Aim of the exercise - Copy out the whole listing exactly as given. Skip the pictures.

<<<<

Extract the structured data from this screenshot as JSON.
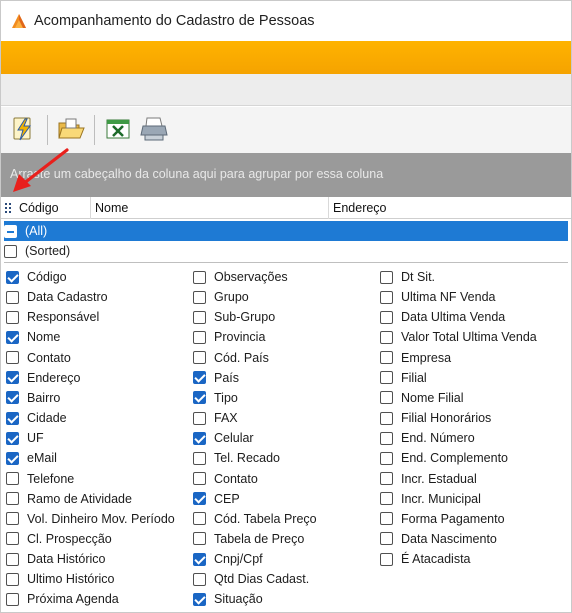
{
  "window": {
    "title": "Acompanhamento do Cadastro de Pessoas"
  },
  "toolbar": {
    "buttons": [
      {
        "name": "refresh-lightning-button",
        "icon": "lightning-doc-icon"
      },
      {
        "name": "open-folder-button",
        "icon": "folder-open-icon"
      },
      {
        "name": "excel-export-button",
        "icon": "excel-icon"
      },
      {
        "name": "print-button",
        "icon": "printer-icon"
      }
    ]
  },
  "group_panel": {
    "text": "Arraste um cabeçalho da coluna aqui para agrupar por essa coluna"
  },
  "columns": [
    "Código",
    "Nome",
    "Endereço"
  ],
  "filter": {
    "all_label": "(All)",
    "sorted_label": "(Sorted)",
    "columns": [
      [
        {
          "label": "Código",
          "checked": true
        },
        {
          "label": "Data Cadastro",
          "checked": false
        },
        {
          "label": "Responsável",
          "checked": false
        },
        {
          "label": "Nome",
          "checked": true
        },
        {
          "label": "Contato",
          "checked": false
        },
        {
          "label": "Endereço",
          "checked": true
        },
        {
          "label": "Bairro",
          "checked": true
        },
        {
          "label": "Cidade",
          "checked": true
        },
        {
          "label": "UF",
          "checked": true
        },
        {
          "label": "eMail",
          "checked": true
        },
        {
          "label": "Telefone",
          "checked": false
        },
        {
          "label": "Ramo de Atividade",
          "checked": false
        },
        {
          "label": "Vol. Dinheiro Mov. Período",
          "checked": false
        },
        {
          "label": "Cl. Prospecção",
          "checked": false
        },
        {
          "label": "Data Histórico",
          "checked": false
        },
        {
          "label": "Ultimo Histórico",
          "checked": false
        },
        {
          "label": "Próxima Agenda",
          "checked": false
        }
      ],
      [
        {
          "label": "Observações",
          "checked": false
        },
        {
          "label": "Grupo",
          "checked": false
        },
        {
          "label": "Sub-Grupo",
          "checked": false
        },
        {
          "label": "Provincia",
          "checked": false
        },
        {
          "label": "Cód. País",
          "checked": false
        },
        {
          "label": "País",
          "checked": true
        },
        {
          "label": "Tipo",
          "checked": true
        },
        {
          "label": "FAX",
          "checked": false
        },
        {
          "label": "Celular",
          "checked": true
        },
        {
          "label": "Tel. Recado",
          "checked": false
        },
        {
          "label": "Contato",
          "checked": false
        },
        {
          "label": "CEP",
          "checked": true
        },
        {
          "label": "Cód. Tabela Preço",
          "checked": false
        },
        {
          "label": "Tabela de Preço",
          "checked": false
        },
        {
          "label": "Cnpj/Cpf",
          "checked": true
        },
        {
          "label": "Qtd Dias Cadast.",
          "checked": false
        },
        {
          "label": "Situação",
          "checked": true
        }
      ],
      [
        {
          "label": "Dt Sit.",
          "checked": false
        },
        {
          "label": "Ultima NF Venda",
          "checked": false
        },
        {
          "label": "Data Ultima Venda",
          "checked": false
        },
        {
          "label": "Valor Total Ultima Venda",
          "checked": false
        },
        {
          "label": "Empresa",
          "checked": false
        },
        {
          "label": "Filial",
          "checked": false
        },
        {
          "label": "Nome Filial",
          "checked": false
        },
        {
          "label": "Filial Honorários",
          "checked": false
        },
        {
          "label": "End. Número",
          "checked": false
        },
        {
          "label": "End. Complemento",
          "checked": false
        },
        {
          "label": "Incr. Estadual",
          "checked": false
        },
        {
          "label": "Incr. Municipal",
          "checked": false
        },
        {
          "label": "Forma Pagamento",
          "checked": false
        },
        {
          "label": "Data Nascimento",
          "checked": false
        },
        {
          "label": "É Atacadista",
          "checked": false
        }
      ]
    ]
  }
}
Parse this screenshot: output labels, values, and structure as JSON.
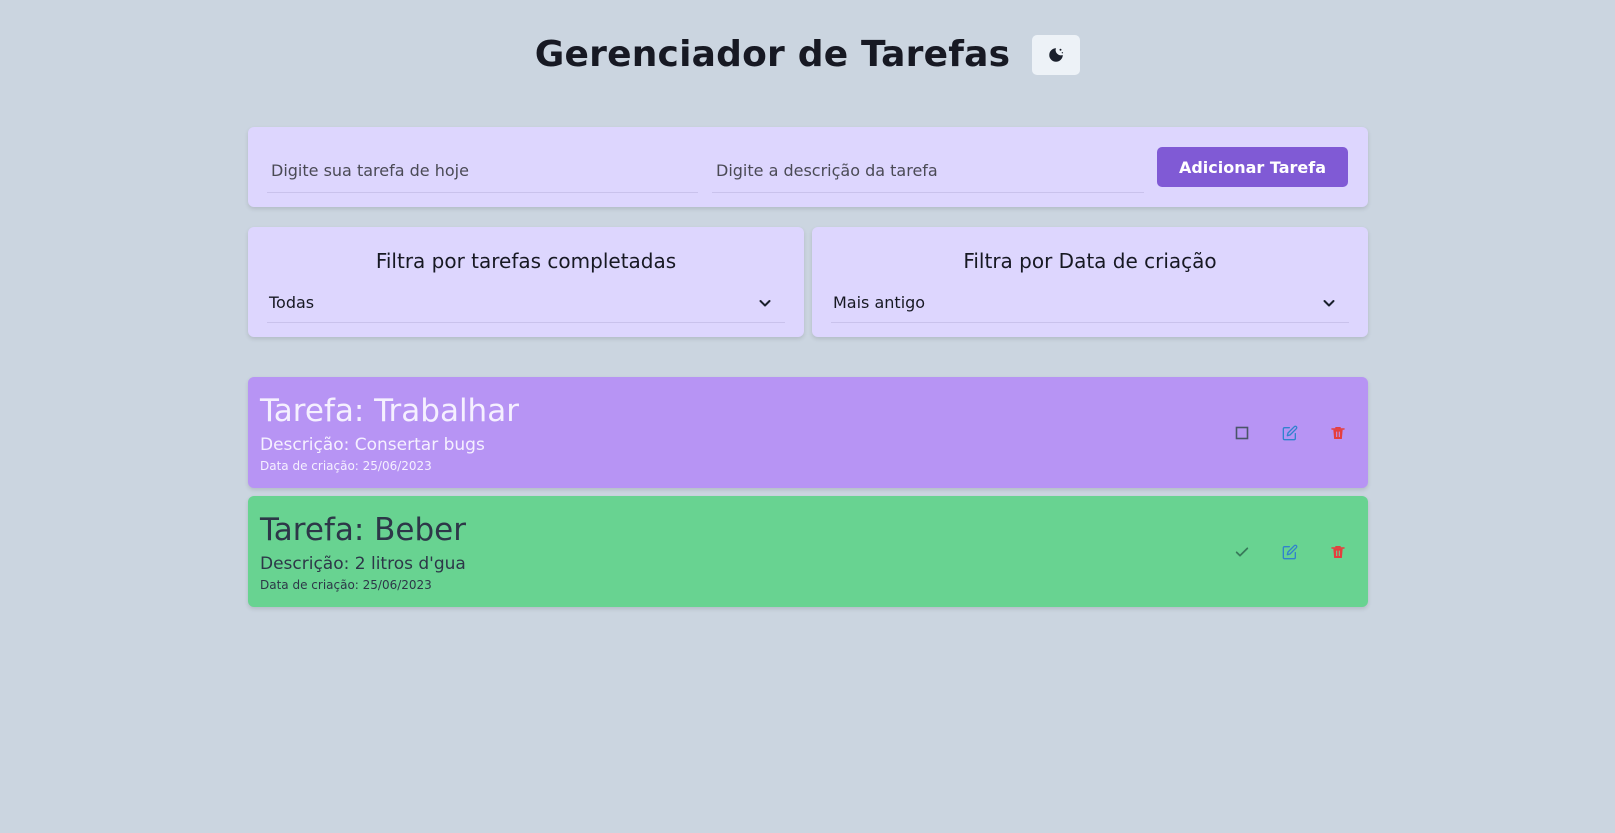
{
  "header": {
    "title": "Gerenciador de Tarefas",
    "theme_icon": "moon-icon"
  },
  "add_form": {
    "task_placeholder": "Digite sua tarefa de hoje",
    "description_placeholder": "Digite a descrição da tarefa",
    "add_button_label": "Adicionar Tarefa"
  },
  "filters": {
    "completed": {
      "title": "Filtra por tarefas completadas",
      "selected": "Todas"
    },
    "created": {
      "title": "Filtra por Data de criação",
      "selected": "Mais antigo"
    }
  },
  "tasks": [
    {
      "title": "Tarefa: Trabalhar",
      "description": "Descrição: Consertar bugs",
      "date": "Data de criação: 25/06/2023",
      "completed": false,
      "color": "#b794f4"
    },
    {
      "title": "Tarefa: Beber",
      "description": "Descrição: 2 litros d'gua",
      "date": "Data de criação: 25/06/2023",
      "completed": true,
      "color": "#68d391"
    }
  ],
  "colors": {
    "background": "#cbd5e0",
    "panel": "#ddd6fe",
    "accent": "#805ad5",
    "edit": "#3182ce",
    "delete": "#e53e3e",
    "check": "#38a169"
  }
}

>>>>

Solved exercise -
Extract the structured data from this screenshot as JSON.
{
  "window": {
    "title": "Acompanhamento do Cadastro de Pessoas"
  },
  "toolbar": {
    "buttons": [
      {
        "name": "refresh-lightning-button",
        "icon": "lightning-doc-icon"
      },
      {
        "name": "open-folder-button",
        "icon": "folder-open-icon"
      },
      {
        "name": "excel-export-button",
        "icon": "excel-icon"
      },
      {
        "name": "print-button",
        "icon": "printer-icon"
      }
    ]
  },
  "group_panel": {
    "text": "Arraste um cabeçalho da coluna aqui para agrupar por essa coluna"
  },
  "columns": [
    "Código",
    "Nome",
    "Endereço"
  ],
  "filter": {
    "all_label": "(All)",
    "sorted_label": "(Sorted)",
    "columns": [
      [
        {
          "label": "Código",
          "checked": true
        },
        {
          "label": "Data Cadastro",
          "checked": false
        },
        {
          "label": "Responsável",
          "checked": false
        },
        {
          "label": "Nome",
          "checked": true
        },
        {
          "label": "Contato",
          "checked": false
        },
        {
          "label": "Endereço",
          "checked": true
        },
        {
          "label": "Bairro",
          "checked": true
        },
        {
          "label": "Cidade",
          "checked": true
        },
        {
          "label": "UF",
          "checked": true
        },
        {
          "label": "eMail",
          "checked": true
        },
        {
          "label": "Telefone",
          "checked": false
        },
        {
          "label": "Ramo de Atividade",
          "checked": false
        },
        {
          "label": "Vol. Dinheiro Mov. Período",
          "checked": false
        },
        {
          "label": "Cl. Prospecção",
          "checked": false
        },
        {
          "label": "Data Histórico",
          "checked": false
        },
        {
          "label": "Ultimo Histórico",
          "checked": false
        },
        {
          "label": "Próxima Agenda",
          "checked": false
        }
      ],
      [
        {
          "label": "Observações",
          "checked": false
        },
        {
          "label": "Grupo",
          "checked": false
        },
        {
          "label": "Sub-Grupo",
          "checked": false
        },
        {
          "label": "Provincia",
          "checked": false
        },
        {
          "label": "Cód. País",
          "checked": false
        },
        {
          "label": "País",
          "checked": true
        },
        {
          "label": "Tipo",
          "checked": true
        },
        {
          "label": "FAX",
          "checked": false
        },
        {
          "label": "Celular",
          "checked": true
        },
        {
          "label": "Tel. Recado",
          "checked": false
        },
        {
          "label": "Contato",
          "checked": false
        },
        {
          "label": "CEP",
          "checked": true
        },
        {
          "label": "Cód. Tabela Preço",
          "checked": false
        },
        {
          "label": "Tabela de Preço",
          "checked": false
        },
        {
          "label": "Cnpj/Cpf",
          "checked": true
        },
        {
          "label": "Qtd Dias Cadast.",
          "checked": false
        },
        {
          "label": "Situação",
          "checked": true
        }
      ],
      [
        {
          "label": "Dt Sit.",
          "checked": false
        },
        {
          "label": "Ultima NF Venda",
          "checked": false
        },
        {
          "label": "Data Ultima Venda",
          "checked": false
        },
        {
          "label": "Valor Total Ultima Venda",
          "checked": false
        },
        {
          "label": "Empresa",
          "checked": false
        },
        {
          "label": "Filial",
          "checked": false
        },
        {
          "label": "Nome Filial",
          "checked": false
        },
        {
          "label": "Filial Honorários",
          "checked": false
        },
        {
          "label": "End. Número",
          "checked": false
        },
        {
          "label": "End. Complemento",
          "checked": false
        },
        {
          "label": "Incr. Estadual",
          "checked": false
        },
        {
          "label": "Incr. Municipal",
          "checked": false
        },
        {
          "label": "Forma Pagamento",
          "checked": false
        },
        {
          "label": "Data Nascimento",
          "checked": false
        },
        {
          "label": "É Atacadista",
          "checked": false
        }
      ]
    ]
  }
}
Parse this screenshot: output labels, values, and structure as JSON.
{
  "header": {
    "title": "Gerenciador de Tarefas",
    "theme_icon": "moon-icon"
  },
  "add_form": {
    "task_placeholder": "Digite sua tarefa de hoje",
    "description_placeholder": "Digite a descrição da tarefa",
    "add_button_label": "Adicionar Tarefa"
  },
  "filters": {
    "completed": {
      "title": "Filtra por tarefas completadas",
      "selected": "Todas"
    },
    "created": {
      "title": "Filtra por Data de criação",
      "selected": "Mais antigo"
    }
  },
  "tasks": [
    {
      "title": "Tarefa: Trabalhar",
      "description": "Descrição: Consertar bugs",
      "date": "Data de criação: 25/06/2023",
      "completed": false,
      "color": "#b794f4"
    },
    {
      "title": "Tarefa: Beber",
      "description": "Descrição: 2 litros d'gua",
      "date": "Data de criação: 25/06/2023",
      "completed": true,
      "color": "#68d391"
    }
  ],
  "colors": {
    "background": "#cbd5e0",
    "panel": "#ddd6fe",
    "accent": "#805ad5",
    "edit": "#3182ce",
    "delete": "#e53e3e",
    "check": "#38a169"
  }
}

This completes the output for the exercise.